Flynn agrees: “I always use high-end hardware regardless of how high or low my budget is,” he says. “Adding an interesting metal and finish to your doors just really adds character and uniqueness. You can never go wrong with dull black pulls and knobs, and I’m also a huge fan of antique brass. When it comes to silver tones, I try to stay classic and go with polished nickel.”
If you do need to add or replace cabinets, Burnham suggests having them custom-made. It can be expensive — Flynn estimates that ready-made cabinets cost about one-third as much as lower-end custom designs. But they are worth the investment, Burnham says.
“You’ll get well-made pieces, built to your needs, that will last through time, kids and tons of use,” she says.
Rather than adding cabinets with doors, Burnham suggests installing drawers. “Deep drawers provide excellent storage for pots and pans, and even oversize plates, and banks of drawers just look cool.”
Fresh colors and materials
Painting kitchen walls can be “a quick, inexpensive solution to a kitchen remodel on a low budget,” Kleinhelter says, and “any color can work.” But she advises clients that kitchen décor “should work with the rest of the house.” Bring in colors that appear in nearby rooms, or stick to a neutral palette.
If you’re trying to update your kitchen’s look, Burnham says “there’s been a shift from the once-ubiquitous all-white kitchen toward gray-painted cabinets, and we’ve found ourselves experimenting with color.” Her office is currently designing one kitchen “that’s predominantly a sophisticated cream color, and another that will have dark, olive-green cabinets and a textured, black-stone countertop.”

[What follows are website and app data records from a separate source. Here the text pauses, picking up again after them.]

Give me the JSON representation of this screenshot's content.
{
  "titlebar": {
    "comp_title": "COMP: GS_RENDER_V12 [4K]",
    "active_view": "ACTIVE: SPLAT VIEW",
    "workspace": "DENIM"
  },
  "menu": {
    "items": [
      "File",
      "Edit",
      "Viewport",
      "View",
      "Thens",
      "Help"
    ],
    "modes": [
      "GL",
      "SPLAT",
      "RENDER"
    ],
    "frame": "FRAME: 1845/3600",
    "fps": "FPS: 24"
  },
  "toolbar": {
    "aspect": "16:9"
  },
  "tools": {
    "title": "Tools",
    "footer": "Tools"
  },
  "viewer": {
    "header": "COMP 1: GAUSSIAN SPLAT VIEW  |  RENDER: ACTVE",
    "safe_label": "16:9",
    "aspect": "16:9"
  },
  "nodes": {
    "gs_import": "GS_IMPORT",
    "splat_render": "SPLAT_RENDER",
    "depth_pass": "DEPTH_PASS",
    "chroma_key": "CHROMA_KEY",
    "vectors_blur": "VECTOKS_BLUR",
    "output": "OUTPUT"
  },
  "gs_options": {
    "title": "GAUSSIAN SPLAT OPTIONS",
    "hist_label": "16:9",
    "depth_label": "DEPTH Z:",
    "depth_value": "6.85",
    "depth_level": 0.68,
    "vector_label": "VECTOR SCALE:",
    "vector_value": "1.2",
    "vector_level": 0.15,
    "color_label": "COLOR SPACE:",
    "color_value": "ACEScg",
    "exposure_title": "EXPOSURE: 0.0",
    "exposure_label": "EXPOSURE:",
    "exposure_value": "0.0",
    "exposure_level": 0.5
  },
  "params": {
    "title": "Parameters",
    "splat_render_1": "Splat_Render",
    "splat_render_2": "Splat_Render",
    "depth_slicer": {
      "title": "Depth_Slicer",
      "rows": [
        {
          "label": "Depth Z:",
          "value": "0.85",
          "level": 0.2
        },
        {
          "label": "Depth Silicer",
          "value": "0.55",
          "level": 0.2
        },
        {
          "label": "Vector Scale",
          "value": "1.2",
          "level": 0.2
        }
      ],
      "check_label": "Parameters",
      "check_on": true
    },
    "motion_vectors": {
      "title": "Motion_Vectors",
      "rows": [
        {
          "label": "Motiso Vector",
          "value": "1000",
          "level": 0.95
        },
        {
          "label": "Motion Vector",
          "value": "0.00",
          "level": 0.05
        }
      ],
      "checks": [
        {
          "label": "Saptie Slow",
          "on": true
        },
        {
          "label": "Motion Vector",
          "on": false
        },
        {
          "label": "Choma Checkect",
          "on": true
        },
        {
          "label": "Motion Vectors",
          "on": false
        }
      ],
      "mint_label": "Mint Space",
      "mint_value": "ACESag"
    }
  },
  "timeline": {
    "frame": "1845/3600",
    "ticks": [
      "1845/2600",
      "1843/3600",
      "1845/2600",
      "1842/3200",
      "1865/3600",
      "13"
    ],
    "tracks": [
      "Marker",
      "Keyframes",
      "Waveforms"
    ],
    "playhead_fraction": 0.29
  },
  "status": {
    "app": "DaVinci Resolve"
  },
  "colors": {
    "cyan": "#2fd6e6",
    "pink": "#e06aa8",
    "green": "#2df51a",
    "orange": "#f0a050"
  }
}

Homeowners are also getting more creative and saving money with materials like concrete. Concrete tile is “an inexpensive material that comes in an incredible array of colors and patterns,” Burnham says, and “it works for backsplashes or kitchen flooring, and really makes a statement.”
Try mixing affordable elements with higher-end ones.
“Basic butcher block is my favorite countertop because of its classic appeal, and it’s insanely affordable. By juxtaposing it with a unique backsplash, like a mosaic marble or rustic stone, it looks more high-end,” Flynn says. “My biggest splurge on kitchens is usually my lighting and backsplashes.”
And choose colors and materials you’ll be happy with long-term, rather than something trendy. “Classic and simple is where it’s at,” says Burnham.
A new table and chairs can update a kitchen’s look and make it more comfortable. It’s tempting to sacrifice function for style, but don’t do it.
“We all live in our kitchens,” says Kleinhelter, “so it is important to have comfortable and durable seating.”
Stools are popular, and Burnham says designers in her office love the simple, clean look of a row of stools arranged along a bar or kitchen island. But, she says, comfort is key: “We find most clients like seats with backs and arms.”
Also, choose seating that’s easy to clean and durable. “I love to use vinyls or faux leathers,” says Kleinhelter, “because it is so easy to clean, but still looks polished.”
Burnham’s favorite for seating: the natural texture and style of rattan.
Whether you’re simply buying a new table and chairs or beginning to plan a full kitchen remodel, Flynn offers one last piece of advice: Take time to choose the things you really want, and be patient if the project takes longer than you’d hoped. What matters is the final result, not how many weeks or months it took to get there.